Element data from apps and pages:
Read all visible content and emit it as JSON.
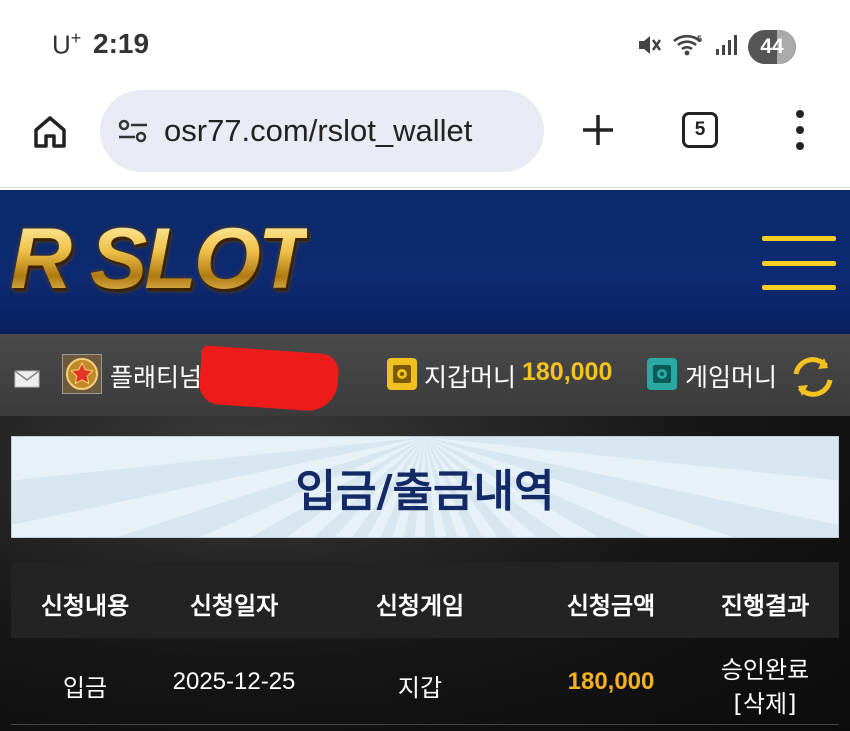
{
  "status_bar": {
    "carrier": "U",
    "carrier_sup": "+",
    "time": "2:19",
    "battery": "44",
    "icons": [
      "mute-icon",
      "wifi-icon",
      "signal-icon"
    ]
  },
  "browser": {
    "url": "osr77.com/rslot_wallet",
    "tab_count": "5",
    "icons": [
      "home-icon",
      "site-settings-icon",
      "new-tab-icon",
      "more-options-icon"
    ]
  },
  "site": {
    "logo": "R SLOT",
    "colors": {
      "header_bg": "#0e2a72",
      "accent": "#f5c21f",
      "title_text": "#132a66"
    }
  },
  "user_bar": {
    "grade": "플래티넘",
    "wallet_label": "지갑머니",
    "wallet_amount": "180,000",
    "game_label": "게임머니",
    "icons": [
      "mail-icon",
      "grade-badge-icon",
      "wallet-safe-icon",
      "game-safe-icon",
      "refresh-icon"
    ]
  },
  "page": {
    "title": "입금/출금내역"
  },
  "table": {
    "headers": [
      "신청내용",
      "신청일자",
      "신청게임",
      "신청금액",
      "진행결과"
    ],
    "rows": [
      {
        "type": "입금",
        "date": "2025-12-25",
        "game": "지갑",
        "amount": "180,000",
        "status": "승인완료",
        "action": "[삭제]"
      }
    ]
  }
}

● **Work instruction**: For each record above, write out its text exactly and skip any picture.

● **Reply**:
Read all visible content and emit it as JSON.
{
  "status_bar": {
    "carrier": "U",
    "carrier_sup": "+",
    "time": "2:19",
    "battery": "44",
    "icons": [
      "mute-icon",
      "wifi-icon",
      "signal-icon"
    ]
  },
  "browser": {
    "url": "osr77.com/rslot_wallet",
    "tab_count": "5",
    "icons": [
      "home-icon",
      "site-settings-icon",
      "new-tab-icon",
      "more-options-icon"
    ]
  },
  "site": {
    "logo": "R SLOT",
    "colors": {
      "header_bg": "#0e2a72",
      "accent": "#f5c21f",
      "title_text": "#132a66"
    }
  },
  "user_bar": {
    "grade": "플래티넘",
    "wallet_label": "지갑머니",
    "wallet_amount": "180,000",
    "game_label": "게임머니",
    "icons": [
      "mail-icon",
      "grade-badge-icon",
      "wallet-safe-icon",
      "game-safe-icon",
      "refresh-icon"
    ]
  },
  "page": {
    "title": "입금/출금내역"
  },
  "table": {
    "headers": [
      "신청내용",
      "신청일자",
      "신청게임",
      "신청금액",
      "진행결과"
    ],
    "rows": [
      {
        "type": "입금",
        "date": "2025-12-25",
        "game": "지갑",
        "amount": "180,000",
        "status": "승인완료",
        "action": "[삭제]"
      }
    ]
  }
}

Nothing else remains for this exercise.